    Background Conceptualizations of emotion dysregulation (ED) and body-focused repetitive behavior disorders (BFRBDs) imply that ED may be a central component of BFRBDs as well as a factor that distinguishes BFRBDs from non-impairing, subclinical body-focused repetitive behaviors (BFRBs). The current study empirically tested these observations. Methods One hundred thirty-eight undergraduates (of 1900 who completed a screening survey) completed self-report measures assessing four emotion regulation (ER) deficits hypothesized to underlie ED (alexithymia, maladaptive emotional reactivity, experiential avoidance, and response inhibition when distressed); 34 of these participants had BFRBDs, 64 had subclinical BFRBs, and 42 were unaffected by BFRBs. Results Results indicated that participants with BFRBDs reported higher levels of maladaptive emotional reactivity, experiential avoidance, and response inhibition when distressed than participants with subclinical BFRBs and participants unaffected by BFRBs. These results held even when controlling for comorbidity and total number of reported BFRBs. Participants did not differ on alexithymia. Limitations Limitations of the current study include the BFRB groups’ different distributions of BFRB types (e.g., hair pulling versus skin picking), the sample\u27s demographic uniformity, and the fact that negative affectivity was not controlled when exploring BFRB group differences on ER deficits. Future research should improve on these limitations.

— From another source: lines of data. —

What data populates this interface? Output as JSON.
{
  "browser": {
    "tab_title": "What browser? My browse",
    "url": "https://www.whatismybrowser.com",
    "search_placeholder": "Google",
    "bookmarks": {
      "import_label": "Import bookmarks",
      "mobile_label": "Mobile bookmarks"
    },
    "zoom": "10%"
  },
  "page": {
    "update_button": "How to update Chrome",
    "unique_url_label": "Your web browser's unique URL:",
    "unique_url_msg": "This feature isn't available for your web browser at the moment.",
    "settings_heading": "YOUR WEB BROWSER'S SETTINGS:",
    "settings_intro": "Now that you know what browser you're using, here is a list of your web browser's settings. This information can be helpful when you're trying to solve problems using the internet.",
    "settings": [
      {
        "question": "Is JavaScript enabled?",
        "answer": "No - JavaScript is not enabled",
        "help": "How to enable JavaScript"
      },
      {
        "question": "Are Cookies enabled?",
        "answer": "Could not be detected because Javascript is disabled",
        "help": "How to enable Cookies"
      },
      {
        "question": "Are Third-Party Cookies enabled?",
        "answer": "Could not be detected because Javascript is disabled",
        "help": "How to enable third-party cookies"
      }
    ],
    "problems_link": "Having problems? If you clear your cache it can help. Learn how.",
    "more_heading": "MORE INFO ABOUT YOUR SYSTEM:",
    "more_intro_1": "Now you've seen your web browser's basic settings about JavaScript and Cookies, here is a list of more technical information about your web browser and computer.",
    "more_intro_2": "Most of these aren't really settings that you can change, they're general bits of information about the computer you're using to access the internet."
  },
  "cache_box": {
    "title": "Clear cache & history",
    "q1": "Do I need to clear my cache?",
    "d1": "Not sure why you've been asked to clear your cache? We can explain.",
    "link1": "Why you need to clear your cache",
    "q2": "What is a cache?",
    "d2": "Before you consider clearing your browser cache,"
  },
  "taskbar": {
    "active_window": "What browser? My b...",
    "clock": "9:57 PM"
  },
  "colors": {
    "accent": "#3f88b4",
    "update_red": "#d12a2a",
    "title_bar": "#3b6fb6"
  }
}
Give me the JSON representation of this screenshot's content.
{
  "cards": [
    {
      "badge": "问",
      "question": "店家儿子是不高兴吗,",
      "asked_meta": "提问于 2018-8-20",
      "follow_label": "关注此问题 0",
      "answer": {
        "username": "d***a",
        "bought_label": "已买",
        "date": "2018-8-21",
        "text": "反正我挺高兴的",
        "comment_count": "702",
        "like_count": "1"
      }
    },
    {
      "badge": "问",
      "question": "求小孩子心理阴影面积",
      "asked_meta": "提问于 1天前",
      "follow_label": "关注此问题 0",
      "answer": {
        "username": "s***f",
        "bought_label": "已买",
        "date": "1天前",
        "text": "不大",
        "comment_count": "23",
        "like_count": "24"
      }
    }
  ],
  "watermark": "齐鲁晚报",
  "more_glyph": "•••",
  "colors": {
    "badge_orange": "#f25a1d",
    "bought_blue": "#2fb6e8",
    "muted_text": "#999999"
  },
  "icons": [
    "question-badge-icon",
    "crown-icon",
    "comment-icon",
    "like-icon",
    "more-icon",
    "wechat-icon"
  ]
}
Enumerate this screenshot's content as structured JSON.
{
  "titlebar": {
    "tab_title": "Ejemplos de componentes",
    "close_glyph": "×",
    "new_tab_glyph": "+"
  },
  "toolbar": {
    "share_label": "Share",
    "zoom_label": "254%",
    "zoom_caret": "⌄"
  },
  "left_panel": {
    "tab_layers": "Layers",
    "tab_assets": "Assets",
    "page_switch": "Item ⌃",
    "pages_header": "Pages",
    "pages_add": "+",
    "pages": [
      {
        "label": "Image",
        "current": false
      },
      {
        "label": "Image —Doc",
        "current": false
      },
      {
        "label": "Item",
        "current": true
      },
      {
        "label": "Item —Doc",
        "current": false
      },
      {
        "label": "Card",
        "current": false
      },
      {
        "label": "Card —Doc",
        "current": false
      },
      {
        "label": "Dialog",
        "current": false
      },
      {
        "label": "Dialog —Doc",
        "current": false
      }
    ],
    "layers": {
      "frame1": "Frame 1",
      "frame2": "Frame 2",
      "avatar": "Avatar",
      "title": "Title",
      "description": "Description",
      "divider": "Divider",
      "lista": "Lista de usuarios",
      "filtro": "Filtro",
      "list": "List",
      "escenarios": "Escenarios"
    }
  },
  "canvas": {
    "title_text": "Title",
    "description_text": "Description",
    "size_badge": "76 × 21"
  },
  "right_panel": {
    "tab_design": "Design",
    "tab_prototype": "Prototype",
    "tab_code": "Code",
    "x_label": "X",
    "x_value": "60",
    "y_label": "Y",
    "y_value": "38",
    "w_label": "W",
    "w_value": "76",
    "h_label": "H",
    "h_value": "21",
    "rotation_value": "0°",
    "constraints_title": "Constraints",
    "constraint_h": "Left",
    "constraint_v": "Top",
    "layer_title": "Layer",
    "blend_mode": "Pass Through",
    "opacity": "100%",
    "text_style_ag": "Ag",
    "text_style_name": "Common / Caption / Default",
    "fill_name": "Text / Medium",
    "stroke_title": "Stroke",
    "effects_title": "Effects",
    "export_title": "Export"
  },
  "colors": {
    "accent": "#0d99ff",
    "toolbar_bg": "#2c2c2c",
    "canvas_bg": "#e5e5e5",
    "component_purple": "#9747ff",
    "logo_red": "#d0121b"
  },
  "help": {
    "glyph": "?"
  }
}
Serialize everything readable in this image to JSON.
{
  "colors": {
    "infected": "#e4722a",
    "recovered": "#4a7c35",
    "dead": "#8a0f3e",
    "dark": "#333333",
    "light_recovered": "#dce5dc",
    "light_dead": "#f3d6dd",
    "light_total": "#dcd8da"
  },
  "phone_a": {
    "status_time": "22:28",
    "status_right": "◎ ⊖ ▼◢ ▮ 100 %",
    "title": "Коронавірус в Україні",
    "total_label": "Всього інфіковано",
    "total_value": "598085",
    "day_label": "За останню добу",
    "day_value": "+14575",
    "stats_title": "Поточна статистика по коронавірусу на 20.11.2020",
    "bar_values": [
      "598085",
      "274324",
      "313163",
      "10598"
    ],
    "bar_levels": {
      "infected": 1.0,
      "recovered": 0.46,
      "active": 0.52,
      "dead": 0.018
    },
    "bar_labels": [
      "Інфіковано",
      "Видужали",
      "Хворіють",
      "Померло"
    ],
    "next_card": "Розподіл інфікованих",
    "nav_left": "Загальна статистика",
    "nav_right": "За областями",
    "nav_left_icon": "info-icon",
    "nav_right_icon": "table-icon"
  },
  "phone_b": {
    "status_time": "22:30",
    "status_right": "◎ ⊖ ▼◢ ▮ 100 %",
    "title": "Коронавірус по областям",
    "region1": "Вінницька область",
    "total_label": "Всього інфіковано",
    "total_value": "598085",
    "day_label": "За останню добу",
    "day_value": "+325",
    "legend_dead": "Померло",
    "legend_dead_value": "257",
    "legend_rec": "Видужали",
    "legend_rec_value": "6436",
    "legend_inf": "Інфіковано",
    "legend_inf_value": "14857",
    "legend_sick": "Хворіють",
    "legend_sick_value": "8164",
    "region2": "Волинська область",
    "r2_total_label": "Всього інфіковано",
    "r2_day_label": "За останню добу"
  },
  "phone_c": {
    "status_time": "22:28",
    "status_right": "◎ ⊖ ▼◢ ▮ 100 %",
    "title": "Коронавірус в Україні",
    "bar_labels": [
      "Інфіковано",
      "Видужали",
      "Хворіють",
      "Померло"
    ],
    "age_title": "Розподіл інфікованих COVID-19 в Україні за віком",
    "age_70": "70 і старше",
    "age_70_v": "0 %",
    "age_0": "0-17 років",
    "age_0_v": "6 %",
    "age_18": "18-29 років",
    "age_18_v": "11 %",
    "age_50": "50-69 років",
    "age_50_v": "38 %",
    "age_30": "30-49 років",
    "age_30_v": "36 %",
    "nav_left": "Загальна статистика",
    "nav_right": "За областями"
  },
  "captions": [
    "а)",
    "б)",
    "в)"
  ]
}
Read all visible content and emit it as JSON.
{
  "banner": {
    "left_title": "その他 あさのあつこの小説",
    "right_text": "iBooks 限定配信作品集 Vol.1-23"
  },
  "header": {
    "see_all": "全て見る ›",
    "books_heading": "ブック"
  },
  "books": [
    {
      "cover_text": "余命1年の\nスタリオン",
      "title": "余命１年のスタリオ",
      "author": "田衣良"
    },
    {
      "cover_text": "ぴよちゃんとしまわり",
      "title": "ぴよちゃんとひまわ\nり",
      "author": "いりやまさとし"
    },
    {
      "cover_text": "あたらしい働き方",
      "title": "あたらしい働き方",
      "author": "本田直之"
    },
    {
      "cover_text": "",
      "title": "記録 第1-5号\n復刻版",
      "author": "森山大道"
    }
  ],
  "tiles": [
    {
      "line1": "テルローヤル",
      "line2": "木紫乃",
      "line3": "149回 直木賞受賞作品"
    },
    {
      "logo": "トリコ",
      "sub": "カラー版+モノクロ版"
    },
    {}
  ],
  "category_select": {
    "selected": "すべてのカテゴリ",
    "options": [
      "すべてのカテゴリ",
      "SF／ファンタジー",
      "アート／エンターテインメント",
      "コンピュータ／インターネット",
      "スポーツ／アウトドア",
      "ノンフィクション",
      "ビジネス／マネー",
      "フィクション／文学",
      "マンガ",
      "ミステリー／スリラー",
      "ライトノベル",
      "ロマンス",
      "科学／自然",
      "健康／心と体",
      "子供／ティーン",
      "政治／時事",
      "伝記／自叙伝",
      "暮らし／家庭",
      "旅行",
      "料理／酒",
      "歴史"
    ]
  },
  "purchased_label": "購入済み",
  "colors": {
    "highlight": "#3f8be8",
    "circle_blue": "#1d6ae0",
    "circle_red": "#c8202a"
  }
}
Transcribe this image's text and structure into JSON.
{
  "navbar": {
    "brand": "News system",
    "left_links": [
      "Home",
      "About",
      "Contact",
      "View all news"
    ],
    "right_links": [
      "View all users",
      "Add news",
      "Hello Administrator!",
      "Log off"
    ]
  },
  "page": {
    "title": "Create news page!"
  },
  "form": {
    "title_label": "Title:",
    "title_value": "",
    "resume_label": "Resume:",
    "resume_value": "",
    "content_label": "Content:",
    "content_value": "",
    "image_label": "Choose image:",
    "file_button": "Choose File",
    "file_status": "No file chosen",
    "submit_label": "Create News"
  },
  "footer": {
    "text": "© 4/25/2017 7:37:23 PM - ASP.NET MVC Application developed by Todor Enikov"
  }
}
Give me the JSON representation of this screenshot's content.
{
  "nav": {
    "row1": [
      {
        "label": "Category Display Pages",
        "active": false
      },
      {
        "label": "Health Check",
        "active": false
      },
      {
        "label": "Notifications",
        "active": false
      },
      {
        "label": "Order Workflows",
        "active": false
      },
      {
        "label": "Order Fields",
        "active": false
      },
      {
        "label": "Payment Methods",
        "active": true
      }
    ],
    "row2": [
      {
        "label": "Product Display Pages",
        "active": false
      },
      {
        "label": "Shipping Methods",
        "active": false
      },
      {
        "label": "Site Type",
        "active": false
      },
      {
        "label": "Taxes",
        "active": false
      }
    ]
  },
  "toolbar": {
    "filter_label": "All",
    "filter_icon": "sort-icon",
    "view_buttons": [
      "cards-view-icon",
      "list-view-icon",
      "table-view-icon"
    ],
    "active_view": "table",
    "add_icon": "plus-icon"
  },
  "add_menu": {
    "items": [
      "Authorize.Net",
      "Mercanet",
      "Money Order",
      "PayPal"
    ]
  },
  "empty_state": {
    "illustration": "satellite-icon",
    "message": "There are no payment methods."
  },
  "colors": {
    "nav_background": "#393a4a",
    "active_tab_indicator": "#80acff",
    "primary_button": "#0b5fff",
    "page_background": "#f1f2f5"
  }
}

Conclusions The current results suggest that ED is a factor that differentiates BFRBDs from subclinical BFRBs. Such results may be useful for generating hypotheses regarding mechanisms responsible for BFRBs’ development into BFRBDs. Furthermore, these results may provide insight into factors that explain the efficacy of more contemporary behavioral treatments for BFRBDs
    corecore